> _Exercise_:
Nothing should be left out. Give all the data again exactly as written.

[Material to process — start]

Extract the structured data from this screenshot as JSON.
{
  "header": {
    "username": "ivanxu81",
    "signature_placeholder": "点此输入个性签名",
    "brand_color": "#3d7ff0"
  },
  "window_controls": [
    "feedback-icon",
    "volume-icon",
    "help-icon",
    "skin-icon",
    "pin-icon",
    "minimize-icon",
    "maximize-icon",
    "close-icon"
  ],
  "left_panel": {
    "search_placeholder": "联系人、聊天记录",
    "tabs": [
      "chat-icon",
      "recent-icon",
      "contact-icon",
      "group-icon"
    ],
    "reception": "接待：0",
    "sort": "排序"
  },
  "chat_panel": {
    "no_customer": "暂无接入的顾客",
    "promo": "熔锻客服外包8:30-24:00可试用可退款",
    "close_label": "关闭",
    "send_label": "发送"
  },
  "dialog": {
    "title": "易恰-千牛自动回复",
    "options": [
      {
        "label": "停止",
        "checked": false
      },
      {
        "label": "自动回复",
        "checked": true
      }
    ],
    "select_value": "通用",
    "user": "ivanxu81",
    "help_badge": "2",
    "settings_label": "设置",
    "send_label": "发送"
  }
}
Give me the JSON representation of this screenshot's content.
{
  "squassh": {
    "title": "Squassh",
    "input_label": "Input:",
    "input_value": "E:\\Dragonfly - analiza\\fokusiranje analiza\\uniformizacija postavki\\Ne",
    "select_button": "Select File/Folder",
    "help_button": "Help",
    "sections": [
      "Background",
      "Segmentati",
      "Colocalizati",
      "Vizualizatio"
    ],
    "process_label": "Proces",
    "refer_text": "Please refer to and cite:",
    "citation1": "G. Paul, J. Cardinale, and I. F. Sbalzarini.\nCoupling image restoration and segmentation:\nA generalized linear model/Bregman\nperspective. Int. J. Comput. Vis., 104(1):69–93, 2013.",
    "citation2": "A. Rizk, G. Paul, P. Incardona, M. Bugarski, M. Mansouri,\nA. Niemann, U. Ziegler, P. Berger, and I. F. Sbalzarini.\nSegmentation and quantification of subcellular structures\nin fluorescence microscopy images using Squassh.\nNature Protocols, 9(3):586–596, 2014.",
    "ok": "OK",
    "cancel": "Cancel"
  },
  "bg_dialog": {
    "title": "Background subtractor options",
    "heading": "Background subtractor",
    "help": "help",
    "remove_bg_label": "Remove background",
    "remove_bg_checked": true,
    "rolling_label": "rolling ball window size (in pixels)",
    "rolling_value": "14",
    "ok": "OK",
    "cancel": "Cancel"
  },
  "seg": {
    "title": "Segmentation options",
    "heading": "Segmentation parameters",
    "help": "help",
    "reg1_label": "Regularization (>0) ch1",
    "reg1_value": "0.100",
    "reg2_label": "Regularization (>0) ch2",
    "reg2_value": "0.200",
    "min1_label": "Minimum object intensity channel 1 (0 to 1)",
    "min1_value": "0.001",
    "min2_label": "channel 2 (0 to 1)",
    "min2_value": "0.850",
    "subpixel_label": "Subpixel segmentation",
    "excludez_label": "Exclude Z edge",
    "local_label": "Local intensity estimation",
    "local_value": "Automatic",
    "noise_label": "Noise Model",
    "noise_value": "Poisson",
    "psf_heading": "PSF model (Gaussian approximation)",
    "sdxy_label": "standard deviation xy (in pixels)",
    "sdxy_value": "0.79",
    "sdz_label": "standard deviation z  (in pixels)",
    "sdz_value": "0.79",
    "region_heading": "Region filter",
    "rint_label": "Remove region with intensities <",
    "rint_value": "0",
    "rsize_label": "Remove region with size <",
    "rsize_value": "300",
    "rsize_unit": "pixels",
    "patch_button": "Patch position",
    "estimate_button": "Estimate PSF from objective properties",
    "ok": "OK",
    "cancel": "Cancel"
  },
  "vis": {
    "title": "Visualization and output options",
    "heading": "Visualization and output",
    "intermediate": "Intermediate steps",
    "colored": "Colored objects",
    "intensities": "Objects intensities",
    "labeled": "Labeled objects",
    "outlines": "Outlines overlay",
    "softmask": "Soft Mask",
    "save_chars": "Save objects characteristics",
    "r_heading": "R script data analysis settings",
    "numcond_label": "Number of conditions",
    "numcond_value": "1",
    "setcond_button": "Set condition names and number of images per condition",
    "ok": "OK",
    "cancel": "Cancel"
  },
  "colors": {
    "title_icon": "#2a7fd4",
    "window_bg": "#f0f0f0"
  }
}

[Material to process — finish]

> _Solution for this task_:
Extract the structured data from this screenshot as JSON.
{
  "header": {
    "username": "ivanxu81",
    "signature_placeholder": "点此输入个性签名",
    "brand_color": "#3d7ff0"
  },
  "window_controls": [
    "feedback-icon",
    "volume-icon",
    "help-icon",
    "skin-icon",
    "pin-icon",
    "minimize-icon",
    "maximize-icon",
    "close-icon"
  ],
  "left_panel": {
    "search_placeholder": "联系人、聊天记录",
    "tabs": [
      "chat-icon",
      "recent-icon",
      "contact-icon",
      "group-icon"
    ],
    "reception": "接待：0",
    "sort": "排序"
  },
  "chat_panel": {
    "no_customer": "暂无接入的顾客",
    "promo": "熔锻客服外包8:30-24:00可试用可退款",
    "close_label": "关闭",
    "send_label": "发送"
  },
  "dialog": {
    "title": "易恰-千牛自动回复",
    "options": [
      {
        "label": "停止",
        "checked": false
      },
      {
        "label": "自动回复",
        "checked": true
      }
    ],
    "select_value": "通用",
    "user": "ivanxu81",
    "help_badge": "2",
    "settings_label": "设置",
    "send_label": "发送"
  }
}
Give me the JSON representation of this screenshot's content.
{
  "squassh": {
    "title": "Squassh",
    "input_label": "Input:",
    "input_value": "E:\\Dragonfly - analiza\\fokusiranje analiza\\uniformizacija postavki\\Ne",
    "select_button": "Select File/Folder",
    "help_button": "Help",
    "sections": [
      "Background",
      "Segmentati",
      "Colocalizati",
      "Vizualizatio"
    ],
    "process_label": "Proces",
    "refer_text": "Please refer to and cite:",
    "citation1": "G. Paul, J. Cardinale, and I. F. Sbalzarini.\nCoupling image restoration and segmentation:\nA generalized linear model/Bregman\nperspective. Int. J. Comput. Vis., 104(1):69–93, 2013.",
    "citation2": "A. Rizk, G. Paul, P. Incardona, M. Bugarski, M. Mansouri,\nA. Niemann, U. Ziegler, P. Berger, and I. F. Sbalzarini.\nSegmentation and quantification of subcellular structures\nin fluorescence microscopy images using Squassh.\nNature Protocols, 9(3):586–596, 2014.",
    "ok": "OK",
    "cancel": "Cancel"
  },
  "bg_dialog": {
    "title": "Background subtractor options",
    "heading": "Background subtractor",
    "help": "help",
    "remove_bg_label": "Remove background",
    "remove_bg_checked": true,
    "rolling_label": "rolling ball window size (in pixels)",
    "rolling_value": "14",
    "ok": "OK",
    "cancel": "Cancel"
  },
  "seg": {
    "title": "Segmentation options",
    "heading": "Segmentation parameters",
    "help": "help",
    "reg1_label": "Regularization (>0) ch1",
    "reg1_value": "0.100",
    "reg2_label": "Regularization (>0) ch2",
    "reg2_value": "0.200",
    "min1_label": "Minimum object intensity channel 1 (0 to 1)",
    "min1_value": "0.001",
    "min2_label": "channel 2 (0 to 1)",
    "min2_value": "0.850",
    "subpixel_label": "Subpixel segmentation",
    "excludez_label": "Exclude Z edge",
    "local_label": "Local intensity estimation",
    "local_value": "Automatic",
    "noise_label": "Noise Model",
    "noise_value": "Poisson",
    "psf_heading": "PSF model (Gaussian approximation)",
    "sdxy_label": "standard deviation xy (in pixels)",
    "sdxy_value": "0.79",
    "sdz_label": "standard deviation z  (in pixels)",
    "sdz_value": "0.79",
    "region_heading": "Region filter",
    "rint_label": "Remove region with intensities <",
    "rint_value": "0",
    "rsize_label": "Remove region with size <",
    "rsize_value": "300",
    "rsize_unit": "pixels",
    "patch_button": "Patch position",
    "estimate_button": "Estimate PSF from objective properties",
    "ok": "OK",
    "cancel": "Cancel"
  },
  "vis": {
    "title": "Visualization and output options",
    "heading": "Visualization and output",
    "intermediate": "Intermediate steps",
    "colored": "Colored objects",
    "intensities": "Objects intensities",
    "labeled": "Labeled objects",
    "outlines": "Outlines overlay",
    "softmask": "Soft Mask",
    "save_chars": "Save objects characteristics",
    "r_heading": "R script data analysis settings",
    "numcond_label": "Number of conditions",
    "numcond_value": "1",
    "setcond_button": "Set condition names and number of images per condition",
    "ok": "OK",
    "cancel": "Cancel"
  },
  "colors": {
    "title_icon": "#2a7fd4",
    "window_bg": "#f0f0f0"
  }
}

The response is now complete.